- **Task instructions**
Search for the word "Inline" in the entries. Each line that holds it should be copied.

- **Input material**
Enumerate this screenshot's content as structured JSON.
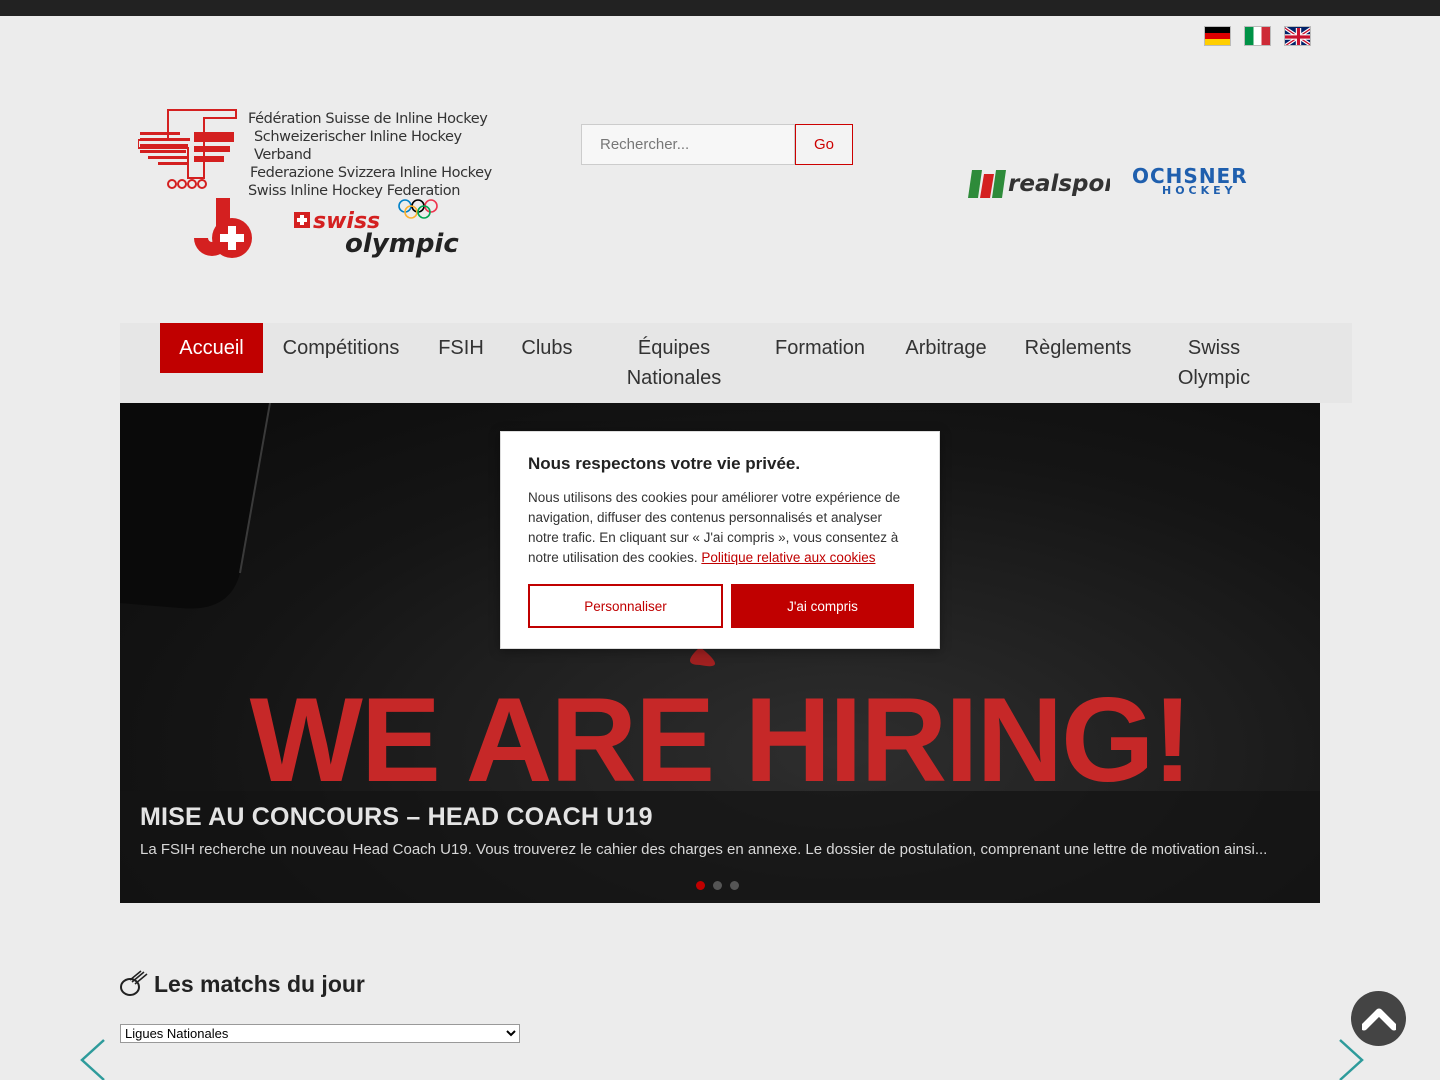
{
  "languages": [
    {
      "name": "Deutsch",
      "code": "de"
    },
    {
      "name": "Italiano",
      "code": "it"
    },
    {
      "name": "English",
      "code": "en"
    }
  ],
  "header": {
    "federation_names": [
      "Fédération Suisse de Inline Hockey",
      "Schweizerischer Inline Hockey Verband",
      "Federazione Svizzera Inline Hockey",
      "Swiss Inline Hockey Federation"
    ],
    "swiss_olympic_logo": "swiss olympic",
    "search": {
      "placeholder": "Rechercher...",
      "button_label": "Go"
    },
    "sponsors": [
      "realsport",
      "OCHSNER HOCKEY"
    ]
  },
  "nav": {
    "items": [
      {
        "label": "Accueil",
        "active": true
      },
      {
        "label": "Compétitions"
      },
      {
        "label": "FSIH"
      },
      {
        "label": "Clubs"
      },
      {
        "label": "Équipes Nationales"
      },
      {
        "label": "Formation"
      },
      {
        "label": "Arbitrage"
      },
      {
        "label": "Règlements"
      },
      {
        "label": "Swiss Olympic"
      }
    ]
  },
  "slider": {
    "image_text": "WE ARE HIRING!",
    "title": "MISE AU CONCOURS – HEAD COACH U19",
    "excerpt": "La FSIH recherche un nouveau Head Coach U19. Vous trouverez le cahier des charges en annexe.   Le dossier de postulation, comprenant une lettre de motivation ainsi...",
    "slide_count": 3,
    "active_slide": 1
  },
  "cookie_banner": {
    "title": "Nous respectons votre vie privée.",
    "text": "Nous utilisons des cookies pour améliorer votre expérience de navigation, diffuser des contenus personnalisés et analyser notre trafic. En cliquant sur « J'ai compris », vous consentez à notre utilisation des cookies. ",
    "link_label": "Politique relative aux cookies",
    "customize_label": "Personnaliser",
    "accept_label": "J'ai compris"
  },
  "matches": {
    "title": "Les matchs du jour",
    "league_options": [
      "Ligues Nationales"
    ]
  },
  "colors": {
    "accent": "#c00000",
    "topbar": "#222222",
    "page_bg": "#ececec"
  }
}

- **Output**
      "Fédération Suisse de Inline Hockey",
      "Schweizerischer Inline Hockey Verband",
      "Federazione Svizzera Inline Hockey",
      "Swiss Inline Hockey Federation"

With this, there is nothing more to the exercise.